### DIRECTIONS FOR THIS TASK
Copy each line below as written, but skip the pictures.

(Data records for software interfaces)
Start of Block
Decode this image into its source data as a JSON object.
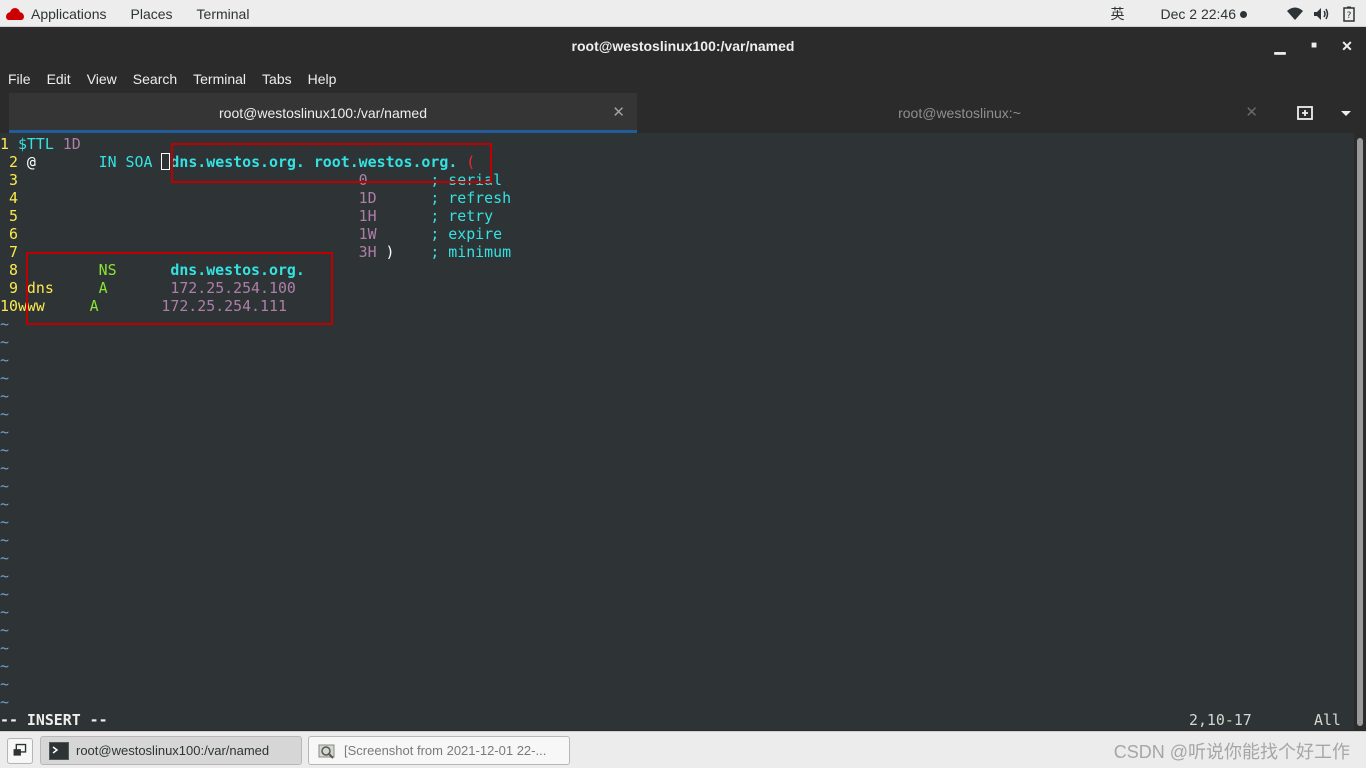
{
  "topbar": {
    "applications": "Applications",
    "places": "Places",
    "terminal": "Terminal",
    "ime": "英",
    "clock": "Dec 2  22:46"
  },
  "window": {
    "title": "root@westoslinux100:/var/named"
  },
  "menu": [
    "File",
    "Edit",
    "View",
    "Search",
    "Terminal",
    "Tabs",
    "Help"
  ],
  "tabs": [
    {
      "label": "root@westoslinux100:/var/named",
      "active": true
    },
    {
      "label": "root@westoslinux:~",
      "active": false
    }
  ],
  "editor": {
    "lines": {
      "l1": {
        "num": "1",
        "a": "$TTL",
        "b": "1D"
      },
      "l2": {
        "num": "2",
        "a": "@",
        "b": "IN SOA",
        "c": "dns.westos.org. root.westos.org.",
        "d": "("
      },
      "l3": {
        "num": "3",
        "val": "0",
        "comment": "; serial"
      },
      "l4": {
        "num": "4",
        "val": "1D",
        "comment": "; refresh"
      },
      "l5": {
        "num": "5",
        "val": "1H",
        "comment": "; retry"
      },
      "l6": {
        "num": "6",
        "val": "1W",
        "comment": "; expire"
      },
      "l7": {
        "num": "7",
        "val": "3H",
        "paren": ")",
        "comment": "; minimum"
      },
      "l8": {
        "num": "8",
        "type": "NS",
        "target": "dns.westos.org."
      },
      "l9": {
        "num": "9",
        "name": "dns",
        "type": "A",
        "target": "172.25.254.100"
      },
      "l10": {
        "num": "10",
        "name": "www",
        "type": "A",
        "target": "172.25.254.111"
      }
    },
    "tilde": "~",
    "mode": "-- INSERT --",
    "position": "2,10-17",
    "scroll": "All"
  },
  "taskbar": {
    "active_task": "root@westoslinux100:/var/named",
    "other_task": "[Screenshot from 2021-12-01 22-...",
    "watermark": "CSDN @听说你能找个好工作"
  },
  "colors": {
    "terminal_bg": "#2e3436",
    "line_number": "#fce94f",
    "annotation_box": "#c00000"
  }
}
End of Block
### EXPECTED ANSWER
Decode this image into its source data as a JSON object.
{
  "topbar": {
    "applications": "Applications",
    "places": "Places",
    "terminal": "Terminal",
    "ime": "英",
    "clock": "Dec 2  22:46"
  },
  "window": {
    "title": "root@westoslinux100:/var/named"
  },
  "menu": [
    "File",
    "Edit",
    "View",
    "Search",
    "Terminal",
    "Tabs",
    "Help"
  ],
  "tabs": [
    {
      "label": "root@westoslinux100:/var/named",
      "active": true
    },
    {
      "label": "root@westoslinux:~",
      "active": false
    }
  ],
  "editor": {
    "lines": {
      "l1": {
        "num": "1",
        "a": "$TTL",
        "b": "1D"
      },
      "l2": {
        "num": "2",
        "a": "@",
        "b": "IN SOA",
        "c": "dns.westos.org. root.westos.org.",
        "d": "("
      },
      "l3": {
        "num": "3",
        "val": "0",
        "comment": "; serial"
      },
      "l4": {
        "num": "4",
        "val": "1D",
        "comment": "; refresh"
      },
      "l5": {
        "num": "5",
        "val": "1H",
        "comment": "; retry"
      },
      "l6": {
        "num": "6",
        "val": "1W",
        "comment": "; expire"
      },
      "l7": {
        "num": "7",
        "val": "3H",
        "paren": ")",
        "comment": "; minimum"
      },
      "l8": {
        "num": "8",
        "type": "NS",
        "target": "dns.westos.org."
      },
      "l9": {
        "num": "9",
        "name": "dns",
        "type": "A",
        "target": "172.25.254.100"
      },
      "l10": {
        "num": "10",
        "name": "www",
        "type": "A",
        "target": "172.25.254.111"
      }
    },
    "tilde": "~",
    "mode": "-- INSERT --",
    "position": "2,10-17",
    "scroll": "All"
  },
  "taskbar": {
    "active_task": "root@westoslinux100:/var/named",
    "other_task": "[Screenshot from 2021-12-01 22-...",
    "watermark": "CSDN @听说你能找个好工作"
  },
  "colors": {
    "terminal_bg": "#2e3436",
    "line_number": "#fce94f",
    "annotation_box": "#c00000"
  }
}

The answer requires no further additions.